    “Volunteers have evolved. Thirty years ago they sat down at a turntable and talked into a mic. Now they have CD players and computers. It’s a dance. You have to stay ready for what’s coming up next. Morning and evening drive times are even more complex, especially morning drive, when they are alone at the station. While they are on the air they are constantly checking emails for announcements and updates, such as traffic or weather issues or funeral notices,” comments Niday.
    Even with those challenges, AMR is blessed with a fiercely devoted group of volunteers, not only DJs, but community members and board members who are willing to fill in a shift at the last minute, answer phones during fund drives, or even sweep the floors if necessary. “We have a great group of volunteers. They bring something unique, and they have a great love for AMR. It takes a special person to be a volunteer here, but it gets under your skin,” Niday says.
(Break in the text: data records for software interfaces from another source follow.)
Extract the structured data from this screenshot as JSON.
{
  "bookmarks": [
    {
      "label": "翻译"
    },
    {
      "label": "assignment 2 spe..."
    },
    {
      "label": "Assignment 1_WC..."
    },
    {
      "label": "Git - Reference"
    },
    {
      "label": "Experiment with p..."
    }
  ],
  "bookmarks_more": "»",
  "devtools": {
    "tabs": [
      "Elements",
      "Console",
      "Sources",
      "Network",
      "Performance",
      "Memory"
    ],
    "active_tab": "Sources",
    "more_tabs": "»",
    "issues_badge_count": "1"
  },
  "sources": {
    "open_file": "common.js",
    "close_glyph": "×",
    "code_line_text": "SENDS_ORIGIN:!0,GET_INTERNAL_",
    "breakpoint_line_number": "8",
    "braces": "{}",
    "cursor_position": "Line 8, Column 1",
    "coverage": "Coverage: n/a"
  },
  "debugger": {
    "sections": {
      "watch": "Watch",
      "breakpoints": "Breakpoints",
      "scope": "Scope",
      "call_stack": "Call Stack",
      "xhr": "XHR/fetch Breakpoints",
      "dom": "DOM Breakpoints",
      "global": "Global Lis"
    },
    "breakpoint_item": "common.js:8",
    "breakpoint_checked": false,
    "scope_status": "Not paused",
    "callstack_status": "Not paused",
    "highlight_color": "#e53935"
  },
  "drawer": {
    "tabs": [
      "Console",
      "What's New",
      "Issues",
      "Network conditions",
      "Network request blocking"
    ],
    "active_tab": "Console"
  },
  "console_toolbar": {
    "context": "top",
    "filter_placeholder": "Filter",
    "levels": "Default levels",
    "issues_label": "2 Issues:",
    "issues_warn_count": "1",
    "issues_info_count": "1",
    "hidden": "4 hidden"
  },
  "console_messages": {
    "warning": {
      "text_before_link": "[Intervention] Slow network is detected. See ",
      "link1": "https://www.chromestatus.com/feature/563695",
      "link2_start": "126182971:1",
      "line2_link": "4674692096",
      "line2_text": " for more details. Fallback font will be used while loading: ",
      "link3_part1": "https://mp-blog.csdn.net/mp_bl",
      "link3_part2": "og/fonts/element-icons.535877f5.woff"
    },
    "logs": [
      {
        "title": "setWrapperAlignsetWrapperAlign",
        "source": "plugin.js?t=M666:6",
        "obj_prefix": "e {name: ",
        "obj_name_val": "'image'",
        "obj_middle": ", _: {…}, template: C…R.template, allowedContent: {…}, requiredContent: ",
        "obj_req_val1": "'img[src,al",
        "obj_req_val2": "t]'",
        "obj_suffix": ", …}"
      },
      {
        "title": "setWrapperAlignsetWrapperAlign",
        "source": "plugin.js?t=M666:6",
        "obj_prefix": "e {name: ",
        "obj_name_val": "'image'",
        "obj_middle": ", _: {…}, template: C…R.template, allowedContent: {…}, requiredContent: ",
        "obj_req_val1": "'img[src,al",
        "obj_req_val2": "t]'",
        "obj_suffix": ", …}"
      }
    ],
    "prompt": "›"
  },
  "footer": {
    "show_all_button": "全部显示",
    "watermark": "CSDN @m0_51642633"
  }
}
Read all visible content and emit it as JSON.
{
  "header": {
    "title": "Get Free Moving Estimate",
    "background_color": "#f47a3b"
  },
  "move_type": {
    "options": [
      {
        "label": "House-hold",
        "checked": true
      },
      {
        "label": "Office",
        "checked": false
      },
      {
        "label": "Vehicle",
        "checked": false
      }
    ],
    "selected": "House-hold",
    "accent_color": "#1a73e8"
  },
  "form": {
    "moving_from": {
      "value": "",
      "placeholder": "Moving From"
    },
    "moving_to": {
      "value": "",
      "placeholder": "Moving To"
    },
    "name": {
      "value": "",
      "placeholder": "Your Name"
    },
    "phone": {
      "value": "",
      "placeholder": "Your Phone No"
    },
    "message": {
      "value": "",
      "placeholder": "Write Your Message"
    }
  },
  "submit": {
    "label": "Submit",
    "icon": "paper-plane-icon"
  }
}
    Loyalty to the station also is evident in financial support from listeners that keeps the station on the air. As a nonprofit community network, AMR receives about half of its annual $500,000 budget from the Corporation for Public Broadcasting. The rest comes from grants, underwriters and individual donors.
    “We get an excellent return rate on pledges. We usually get three-fourths within a couple of weeks of when they are made. Other broadcasters are flabbergasted by our return rates,” says Fertig, who counts business manager among her many duties.
    Niday says there is misconception among some people that they are part of National Public Radio, but that is not the case. And she adds that while many NPR stations are being pushed to run more and more national programming at the expense of local news coverage, AMR is just the opposite. ”We have five minutes of national news at the top of the hour, and the rest is local,” she says.
    Like radio stations across the country AMR is trying to find the right balance of programming to attract younger listeners while maintaining the loyal base whose support keeps them on the air. Hise says that one approach that is working well is Radio Kids Clubs. The idea is to bring high school and middle schoolers in to write and broadcast scripts. “We have good clubs at both WVMR and WVLS, and we are working on one at on WCHG.  The basic way to keep radio relevant is to keep the community involved. When they come in they are amazed to see what it takes to keep us on the air,” he says.
    Niday notes with pride that AMR is unique in that it still sounds like and old-time radio station. “We are members of the National Federation of Community Broadcasters, a loose affiliation of community stations. There are always posts on their listserve on how they can make their stations more local,” she says. “We’re there.”